GIVEN RECORDS: Begin

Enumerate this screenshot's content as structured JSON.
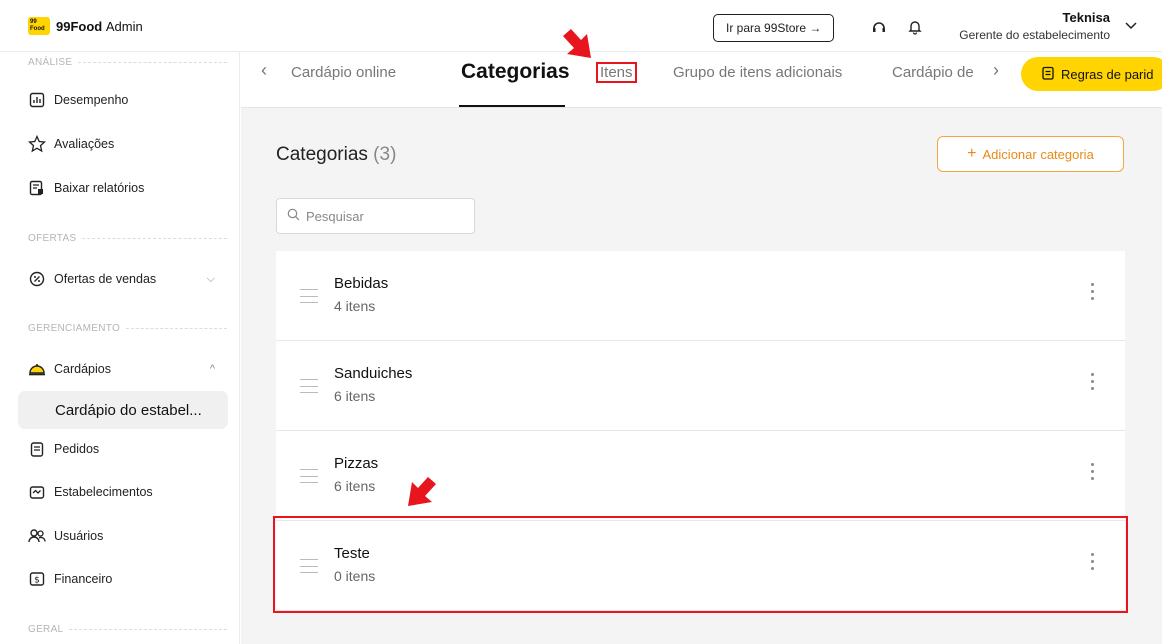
{
  "app": {
    "brand": "99Food",
    "brand_suffix": "Admin",
    "logo_badge": "99 Food"
  },
  "topbar": {
    "store_button": "Ir para 99Store →",
    "user_name": "Teknisa",
    "user_role": "Gerente do estabelecimento"
  },
  "sidebar": {
    "sections": {
      "analise": "ANÁLISE",
      "ofertas": "OFERTAS",
      "gerenciamento": "GERENCIAMENTO",
      "geral": "GERAL"
    },
    "items": [
      {
        "label": "Desempenho",
        "icon": "chart-icon"
      },
      {
        "label": "Avaliações",
        "icon": "star-icon"
      },
      {
        "label": "Baixar relatórios",
        "icon": "report-icon"
      },
      {
        "label": "Ofertas de vendas",
        "icon": "percent-icon"
      },
      {
        "label": "Cardápios",
        "icon": "cloche-icon"
      },
      {
        "label": "Cardápio do estabel...",
        "icon": ""
      },
      {
        "label": "Pedidos",
        "icon": "clipboard-icon"
      },
      {
        "label": "Estabelecimentos",
        "icon": "store-icon"
      },
      {
        "label": "Usuários",
        "icon": "users-icon"
      },
      {
        "label": "Financeiro",
        "icon": "money-icon"
      }
    ]
  },
  "tabs": {
    "items": [
      "Cardápio online",
      "Categorias",
      "Itens",
      "Grupo de itens adicionais",
      "Cardápio de"
    ],
    "rules_button": "Regras de parid"
  },
  "main": {
    "title": "Categorias",
    "count": "(3)",
    "add_button": "Adicionar categoria",
    "search_placeholder": "Pesquisar",
    "categories": [
      {
        "name": "Bebidas",
        "items": "4 itens"
      },
      {
        "name": "Sanduiches",
        "items": "6 itens"
      },
      {
        "name": "Pizzas",
        "items": "6 itens"
      },
      {
        "name": "Teste",
        "items": "0 itens"
      }
    ]
  },
  "colors": {
    "accent": "#ffd400",
    "orange": "#e88a1a",
    "highlight": "#e8141e"
  }
}
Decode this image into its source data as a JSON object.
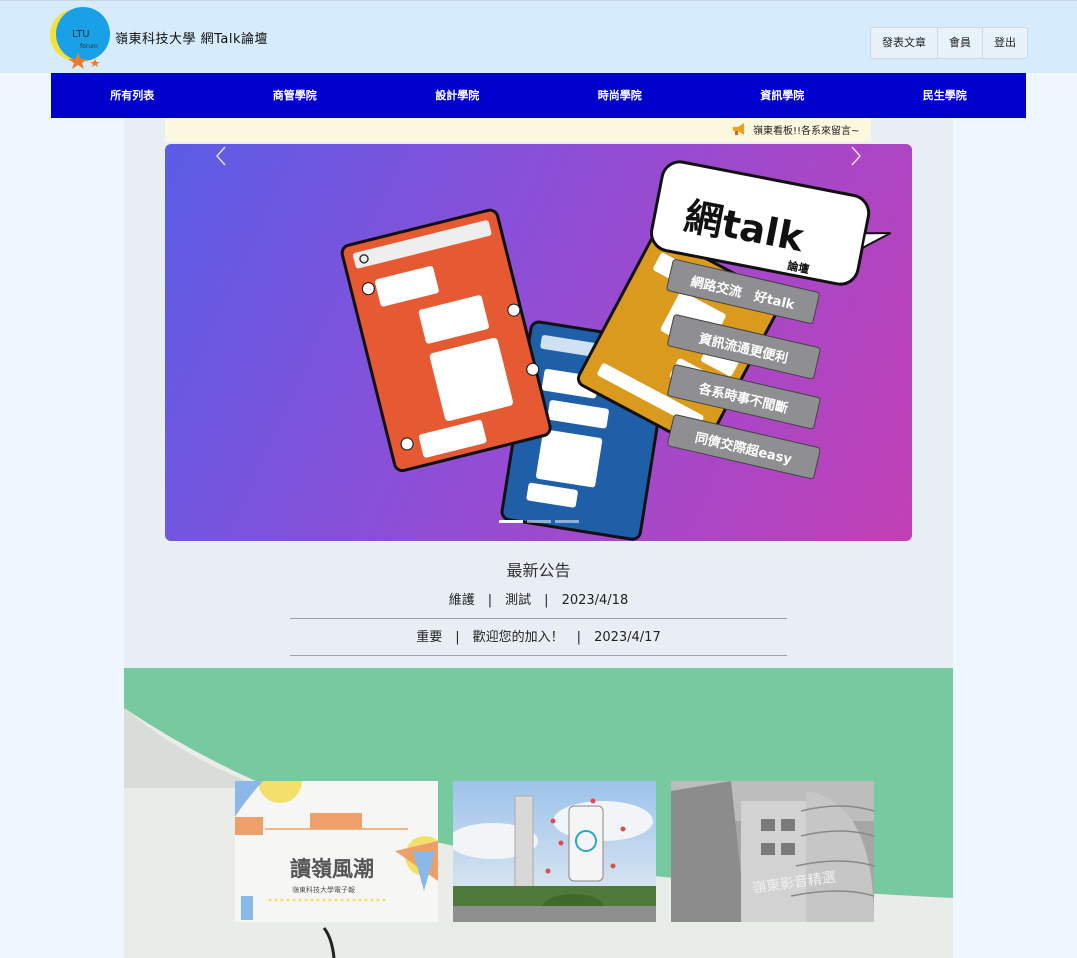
{
  "header": {
    "logo_text": "LTU",
    "logo_sub": "forum",
    "title": "嶺東科技大學 網Talk論壇",
    "nav": [
      "發表文章",
      "會員",
      "登出"
    ]
  },
  "main_nav": [
    "所有列表",
    "商管學院",
    "設計學院",
    "時尚學院",
    "資訊學院",
    "民生學院"
  ],
  "marquee": "嶺東看板!!各系來留言~",
  "carousel": {
    "brand_top": "網talk",
    "brand_sub": "論壇",
    "slogans": [
      "網路交流　好talk",
      "資訊流通更便利",
      "各系時事不間斷",
      "同儕交際超easy"
    ],
    "slides": 3,
    "active_slide": 1
  },
  "announcements": {
    "title": "最新公告",
    "items": [
      {
        "tag": "維護",
        "text": "測試",
        "date": "2023/4/18"
      },
      {
        "tag": "重要",
        "text": "歡迎您的加入！",
        "date": "2023/4/17"
      }
    ]
  },
  "cards": [
    {
      "title": "讀嶺風潮",
      "subtitle": "嶺東科技大學電子報"
    },
    {
      "title": ""
    },
    {
      "title": "嶺東影音精選"
    }
  ],
  "colors": {
    "topbar": "#d6ebfb",
    "nav": "#0000cc",
    "green_section": "#77c9a0"
  }
}
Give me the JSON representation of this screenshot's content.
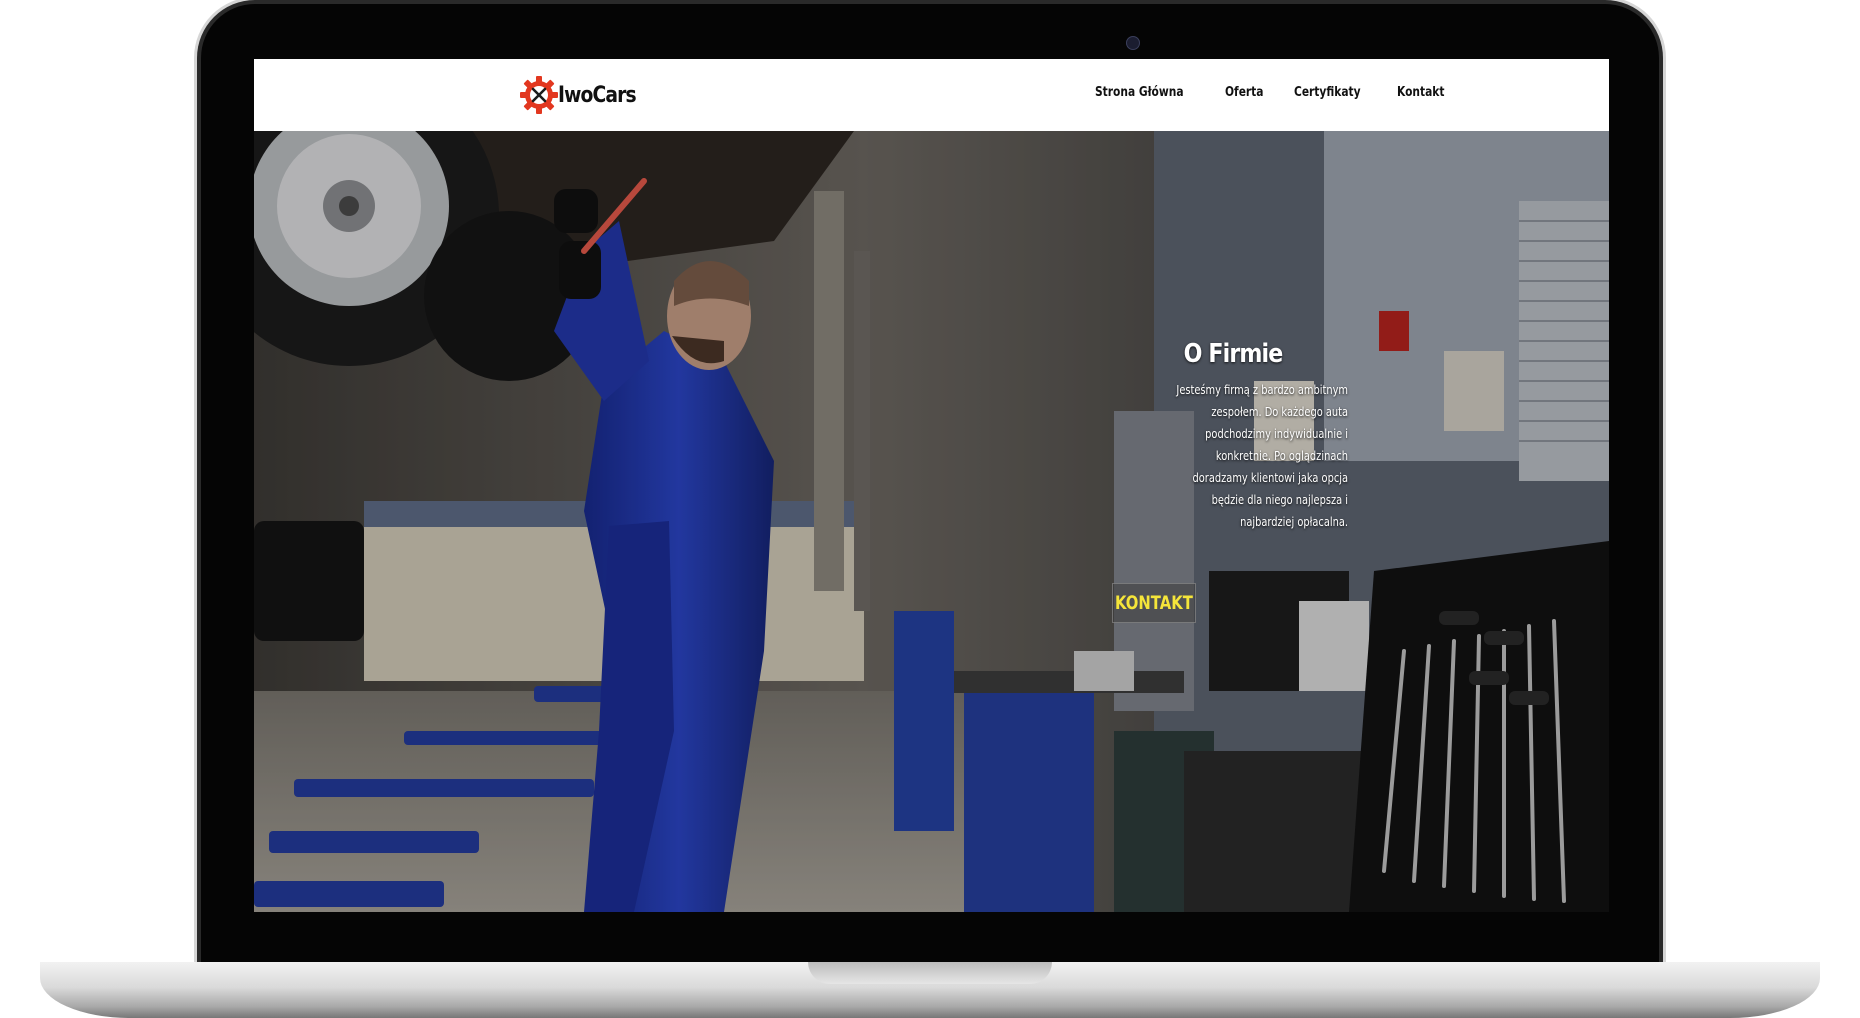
{
  "logo": {
    "text": "IwoCars"
  },
  "nav": {
    "items": [
      {
        "label": "Strona Główna"
      },
      {
        "label": "Oferta"
      },
      {
        "label": "Certyfikaty"
      },
      {
        "label": "Kontakt"
      }
    ]
  },
  "hero": {
    "about_title": "O Firmie",
    "about_text": "Jesteśmy firmą z bardzo ambitnym zespołem. Do każdego auta podchodzimy indywidualnie i konkretnie. Po oglądzinach doradzamy klientowi jaka opcja będzie dla niego najlepsza i najbardziej opłacalna.",
    "cta_label": "KONTAKT"
  },
  "colors": {
    "accent": "#f5e53a",
    "logo_red": "#e2371f",
    "overall_blue": "#1f36a6"
  }
}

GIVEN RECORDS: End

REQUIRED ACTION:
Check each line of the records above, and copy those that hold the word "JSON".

RESULT OF THE EXERCISE:
Enumerate this screenshot's content as structured JSON.
Decode this image into its source data as a JSON object.
Give me the JSON representation of this screenshot's content.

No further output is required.